The government has withdrawn its plan to seek a royal pardon for its de facto leader and fugitive former prime minister Thaksin Shinawatra following strong opposition.
Justice Minister Pracha Promnok said Sunday the draft royal decree for royal pardons for convicts on the occasion of His Majesty the King's 84th birthday anniversary on Dec 5 this year would have conventional conditions.
Thaksin, photographed recently in Dubai during an interview with the Bangkok Post. Below, a facsimile of his letter provided by his Bangkok spokesman and legal adviser Noppadol Pattama.
They include bans on convicts found guilty of drugs offences and corruption and convicts who absconded.

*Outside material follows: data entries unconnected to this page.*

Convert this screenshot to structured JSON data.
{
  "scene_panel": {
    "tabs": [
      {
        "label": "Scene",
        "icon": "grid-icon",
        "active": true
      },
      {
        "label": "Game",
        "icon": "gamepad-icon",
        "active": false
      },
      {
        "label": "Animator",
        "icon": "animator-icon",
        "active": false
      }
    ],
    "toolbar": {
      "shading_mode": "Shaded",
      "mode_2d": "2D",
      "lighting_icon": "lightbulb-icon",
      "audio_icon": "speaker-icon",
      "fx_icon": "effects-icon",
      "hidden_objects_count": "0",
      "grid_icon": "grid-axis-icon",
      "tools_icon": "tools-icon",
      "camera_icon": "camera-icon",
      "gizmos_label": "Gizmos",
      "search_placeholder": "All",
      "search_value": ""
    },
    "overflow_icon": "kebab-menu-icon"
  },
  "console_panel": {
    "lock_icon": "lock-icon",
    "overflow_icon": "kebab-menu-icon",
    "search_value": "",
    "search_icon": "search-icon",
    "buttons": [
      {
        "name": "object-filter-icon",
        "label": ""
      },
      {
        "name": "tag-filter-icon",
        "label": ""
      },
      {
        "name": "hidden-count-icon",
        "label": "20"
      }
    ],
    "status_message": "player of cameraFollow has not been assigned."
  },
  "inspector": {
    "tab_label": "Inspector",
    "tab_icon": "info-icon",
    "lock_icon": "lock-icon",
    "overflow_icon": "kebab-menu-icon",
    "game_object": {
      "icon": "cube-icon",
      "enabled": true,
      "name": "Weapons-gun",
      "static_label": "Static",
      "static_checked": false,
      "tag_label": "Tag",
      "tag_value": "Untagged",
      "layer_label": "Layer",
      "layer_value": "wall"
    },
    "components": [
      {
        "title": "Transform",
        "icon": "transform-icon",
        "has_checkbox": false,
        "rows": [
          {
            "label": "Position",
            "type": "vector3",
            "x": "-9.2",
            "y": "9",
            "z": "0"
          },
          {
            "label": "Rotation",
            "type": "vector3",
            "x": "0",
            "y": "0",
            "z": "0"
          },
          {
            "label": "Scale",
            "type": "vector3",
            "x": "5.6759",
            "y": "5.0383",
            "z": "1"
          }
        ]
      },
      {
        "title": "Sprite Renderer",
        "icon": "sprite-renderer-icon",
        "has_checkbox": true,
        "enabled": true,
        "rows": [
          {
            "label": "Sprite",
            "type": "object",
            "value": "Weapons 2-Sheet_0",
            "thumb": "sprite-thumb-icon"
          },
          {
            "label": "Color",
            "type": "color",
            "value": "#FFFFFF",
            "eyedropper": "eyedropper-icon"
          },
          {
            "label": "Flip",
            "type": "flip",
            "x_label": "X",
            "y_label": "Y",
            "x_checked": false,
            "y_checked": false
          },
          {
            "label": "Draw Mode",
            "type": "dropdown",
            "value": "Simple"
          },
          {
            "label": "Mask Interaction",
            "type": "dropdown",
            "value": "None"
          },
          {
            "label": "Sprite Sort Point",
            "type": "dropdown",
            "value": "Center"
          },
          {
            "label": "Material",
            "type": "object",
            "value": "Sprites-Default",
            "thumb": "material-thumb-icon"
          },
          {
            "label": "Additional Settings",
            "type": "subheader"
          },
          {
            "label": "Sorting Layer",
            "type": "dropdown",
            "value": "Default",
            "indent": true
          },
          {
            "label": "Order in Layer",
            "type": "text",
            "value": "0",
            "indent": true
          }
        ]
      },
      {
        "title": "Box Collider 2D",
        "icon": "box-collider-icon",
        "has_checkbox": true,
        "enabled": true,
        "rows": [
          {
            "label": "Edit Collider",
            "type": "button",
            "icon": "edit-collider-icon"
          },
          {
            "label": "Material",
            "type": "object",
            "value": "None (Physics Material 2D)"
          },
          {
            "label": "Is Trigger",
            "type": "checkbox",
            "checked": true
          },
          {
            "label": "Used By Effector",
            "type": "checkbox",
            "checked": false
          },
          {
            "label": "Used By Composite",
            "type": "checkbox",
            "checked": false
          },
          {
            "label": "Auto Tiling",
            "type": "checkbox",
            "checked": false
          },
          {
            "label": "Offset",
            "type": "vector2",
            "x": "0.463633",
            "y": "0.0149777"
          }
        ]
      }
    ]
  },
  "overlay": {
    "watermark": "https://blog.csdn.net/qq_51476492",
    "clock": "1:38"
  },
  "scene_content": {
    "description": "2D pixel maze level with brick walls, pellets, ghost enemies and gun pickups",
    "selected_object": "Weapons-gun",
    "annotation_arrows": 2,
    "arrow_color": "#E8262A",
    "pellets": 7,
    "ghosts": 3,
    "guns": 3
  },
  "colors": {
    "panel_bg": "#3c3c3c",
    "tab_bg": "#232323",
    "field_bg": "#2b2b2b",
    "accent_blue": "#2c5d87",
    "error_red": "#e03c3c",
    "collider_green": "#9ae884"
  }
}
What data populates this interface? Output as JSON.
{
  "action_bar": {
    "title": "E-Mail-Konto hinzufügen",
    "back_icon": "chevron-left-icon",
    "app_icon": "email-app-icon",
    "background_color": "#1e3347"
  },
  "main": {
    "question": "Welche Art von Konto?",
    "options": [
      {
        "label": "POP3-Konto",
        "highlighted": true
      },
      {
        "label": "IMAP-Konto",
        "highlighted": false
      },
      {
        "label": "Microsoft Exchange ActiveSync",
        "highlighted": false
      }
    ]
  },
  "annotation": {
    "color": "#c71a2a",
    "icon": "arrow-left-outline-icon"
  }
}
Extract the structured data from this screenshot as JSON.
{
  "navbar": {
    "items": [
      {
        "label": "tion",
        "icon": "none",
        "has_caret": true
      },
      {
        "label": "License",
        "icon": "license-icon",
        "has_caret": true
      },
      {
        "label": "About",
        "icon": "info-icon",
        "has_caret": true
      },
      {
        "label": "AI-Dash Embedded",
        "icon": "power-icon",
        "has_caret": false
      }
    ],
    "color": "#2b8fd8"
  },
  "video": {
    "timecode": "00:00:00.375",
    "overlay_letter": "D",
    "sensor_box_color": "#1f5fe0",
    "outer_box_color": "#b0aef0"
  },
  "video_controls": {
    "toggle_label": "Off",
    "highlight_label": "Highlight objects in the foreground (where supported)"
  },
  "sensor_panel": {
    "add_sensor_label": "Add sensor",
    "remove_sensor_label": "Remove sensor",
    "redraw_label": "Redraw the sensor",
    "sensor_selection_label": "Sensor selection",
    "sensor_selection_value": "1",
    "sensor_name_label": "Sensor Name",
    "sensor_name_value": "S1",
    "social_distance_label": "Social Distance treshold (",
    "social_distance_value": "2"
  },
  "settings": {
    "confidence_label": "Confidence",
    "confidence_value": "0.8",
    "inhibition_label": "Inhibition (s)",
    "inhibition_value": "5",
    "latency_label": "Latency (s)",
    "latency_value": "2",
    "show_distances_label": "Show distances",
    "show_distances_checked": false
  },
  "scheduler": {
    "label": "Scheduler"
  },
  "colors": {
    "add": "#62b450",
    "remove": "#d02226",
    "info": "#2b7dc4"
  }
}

Pol Gen Pracha said the draft royal decree would not favour any individual in particular and would not run counter to the Criminal Procedure Code.
The government will have the Council of State scrutinise the draft before seeking approval from His Majesty the King.
Pol Gen Pracha, who is responsible for proposing royal pardons for convicts, was speaking Sunday only hours after Thaksin released a letter saying he has no wish to accept preferential treatment in the royal pardon.
Pol Gen Pracha, however, denied any connection between Thaksin's statement and his, insisting his announcement was only in response to widespread criticism on the draft royal decree. Thaksin's handwritten statement was distributed to the press through the ruling Pheu Thai Party.
Thaksin said he wrote the letter in Dubai and that he did not want any benefit from the upcoming royal decree for royal pardons next month.
He said the nation was suffering from a flooding crisis and needed unity, so he did not want to see any moves that would hinder national unity.
"I am willing to support all measures that lead to national reconciliation.
"I am ready to sacrifice my own happiness even though I have not received justice for over five years. For the people, I will be patient," he said.
In response to recent criticisms of the draft royal decree, Thaksin said he did not believe the government would take any action that would benefit him alone.
He also wrote that as His Majesty the King was ill, and nobody should do anything that would worry the King and he believed that the prime minister shared his stance.
Thaksin was referring to Yingluck Shinawatra who is his younger sister.
In his letter, Thaksin also said those who supported him should not be disappointed. He called on all parties to "forgive and forget".
According to a source at the Pheu Thai Party, Thaksin ordered the party to cancel its plan to seek royal pardons which did not include the ban on drug and corruption convicts, which would make him eligible for a pardon.
The cabinet approved the draft royal decree allegedly without the bans last Tuesday.
The report drew considerable opposition from many parties, who now claim Thaksin wrote the letter to contain political damage to the government.
They say he wrote the letter to signal the government's withdrawal of the pardon plan and ordered Pol Gen Pracha to tell the press Sunday that the government would not help him with the draft royal decree.
The People's Alliance for Democracy (PAD), on hearing Pol Gen Pracha's statement and Thaksin's letter Sunday, announced that it would cancel its demonstration at the Council of State on Monday.
Spokesman Parnthep Pourpongpan said there was no reason for the demonstration now that the government would not issue a royal decree that would benefit Thaksin.
Thaksin has been prosecuted in many cases of corruption since his government was toppled in a coup d'etat on Sept 19, 2006.
In 2008, the Supreme Court sentenced him to two years in jail for abusing his authority as the prime minister to help along his ex-wife's purchase of a state-owned land plot in inner Bangkok in 2003.
He fled the country shortly before the verdict was announced.